WORKS: String Quartet No. 1 (The Kreutzer Sonata); String Quartet No. 2 (Intimate Letters)
PERFORMER: Belcea Quartet
Some 30 years ago, Janácek’s string quartets were rarities in the catalogue. If today, they haven’t quite attained the canonic status of those of Bartók and Shostakovich, Janácek’s quartets are a vital part of the armoury of all serious ensembles. Their particular problems are also their triumph: acute technical difficulties are at the service of some of the most poignantly expressive chamber music of the 20th century. By any standards, the Belcea Quartet’s readings are superb. The players’ sense of ensemble is flawless and their projection of the music’s emotion, aided by excellent recorded sound, demands attention at every stage.


Perhaps herein lies a slight danger: the emotion is projected in each movement from its very start and thus the almost operatic narrative of these works seems occasionally a little condensed.

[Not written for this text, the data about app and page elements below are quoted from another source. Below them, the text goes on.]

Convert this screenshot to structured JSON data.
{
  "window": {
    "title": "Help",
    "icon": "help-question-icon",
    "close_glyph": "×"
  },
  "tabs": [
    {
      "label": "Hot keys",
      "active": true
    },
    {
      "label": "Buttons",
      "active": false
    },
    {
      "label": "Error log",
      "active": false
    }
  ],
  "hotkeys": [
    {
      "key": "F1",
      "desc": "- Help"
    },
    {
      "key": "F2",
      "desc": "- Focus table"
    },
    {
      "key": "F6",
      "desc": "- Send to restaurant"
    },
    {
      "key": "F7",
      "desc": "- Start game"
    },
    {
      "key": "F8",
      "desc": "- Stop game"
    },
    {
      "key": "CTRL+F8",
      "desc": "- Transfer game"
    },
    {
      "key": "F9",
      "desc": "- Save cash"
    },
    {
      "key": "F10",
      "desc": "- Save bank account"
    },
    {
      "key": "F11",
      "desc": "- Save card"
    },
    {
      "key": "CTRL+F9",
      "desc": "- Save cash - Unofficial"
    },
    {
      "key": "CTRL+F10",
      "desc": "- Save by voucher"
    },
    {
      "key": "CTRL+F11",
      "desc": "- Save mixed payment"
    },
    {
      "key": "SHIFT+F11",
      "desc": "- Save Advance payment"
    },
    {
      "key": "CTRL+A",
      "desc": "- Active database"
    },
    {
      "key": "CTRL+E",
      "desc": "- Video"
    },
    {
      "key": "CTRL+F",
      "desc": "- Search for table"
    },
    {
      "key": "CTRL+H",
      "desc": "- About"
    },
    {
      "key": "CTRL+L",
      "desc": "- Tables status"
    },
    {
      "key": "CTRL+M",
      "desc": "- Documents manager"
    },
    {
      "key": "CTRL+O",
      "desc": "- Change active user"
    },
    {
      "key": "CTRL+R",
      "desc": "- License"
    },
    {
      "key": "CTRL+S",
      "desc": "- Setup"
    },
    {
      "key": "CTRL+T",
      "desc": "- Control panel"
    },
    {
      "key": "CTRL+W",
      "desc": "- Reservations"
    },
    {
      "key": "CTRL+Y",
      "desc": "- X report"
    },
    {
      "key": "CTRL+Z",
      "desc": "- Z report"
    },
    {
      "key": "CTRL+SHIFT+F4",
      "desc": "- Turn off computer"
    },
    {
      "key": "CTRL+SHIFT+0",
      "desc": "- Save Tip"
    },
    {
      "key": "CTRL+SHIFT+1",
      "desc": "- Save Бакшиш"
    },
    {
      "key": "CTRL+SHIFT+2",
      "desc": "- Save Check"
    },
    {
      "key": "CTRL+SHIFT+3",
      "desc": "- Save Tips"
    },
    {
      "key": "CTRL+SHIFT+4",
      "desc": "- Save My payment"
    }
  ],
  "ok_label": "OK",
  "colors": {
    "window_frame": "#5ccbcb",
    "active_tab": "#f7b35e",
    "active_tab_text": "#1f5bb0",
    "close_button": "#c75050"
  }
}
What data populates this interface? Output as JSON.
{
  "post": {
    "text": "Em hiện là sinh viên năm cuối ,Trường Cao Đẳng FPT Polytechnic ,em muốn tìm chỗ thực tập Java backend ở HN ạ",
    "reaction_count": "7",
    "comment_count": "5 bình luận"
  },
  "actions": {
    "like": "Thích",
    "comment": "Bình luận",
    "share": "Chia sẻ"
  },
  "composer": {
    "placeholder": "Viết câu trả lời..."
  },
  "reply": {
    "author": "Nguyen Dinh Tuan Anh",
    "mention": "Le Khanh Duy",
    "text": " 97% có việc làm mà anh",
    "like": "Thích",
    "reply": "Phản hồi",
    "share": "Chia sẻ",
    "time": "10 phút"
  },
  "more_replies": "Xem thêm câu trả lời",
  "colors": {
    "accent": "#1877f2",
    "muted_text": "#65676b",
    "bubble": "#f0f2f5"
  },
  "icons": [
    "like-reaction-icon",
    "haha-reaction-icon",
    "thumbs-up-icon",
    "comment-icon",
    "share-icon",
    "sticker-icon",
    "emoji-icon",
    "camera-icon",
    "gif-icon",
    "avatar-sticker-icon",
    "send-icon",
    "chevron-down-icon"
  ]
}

But some moments of drama are deeply impressive: the sul ponticello writing in the third movement of the First Quartet rips through the texture with compelling venom and the climaxes of each movement are magnificently realised. While I would still place the Škampa Quartet slightly ahead for its command of narrative, it is only by a slender margin.


Now, thankfully, that the Janácek quartets are firmly part of the repertoire, perhaps groups could make use of the 20-25 minutes left over on the average CD to include some less well-known works from the extensive Czech repertoire: Novák’s entirely marvellous Second String Quartet in D would make a very good starting point. Jan Smaczny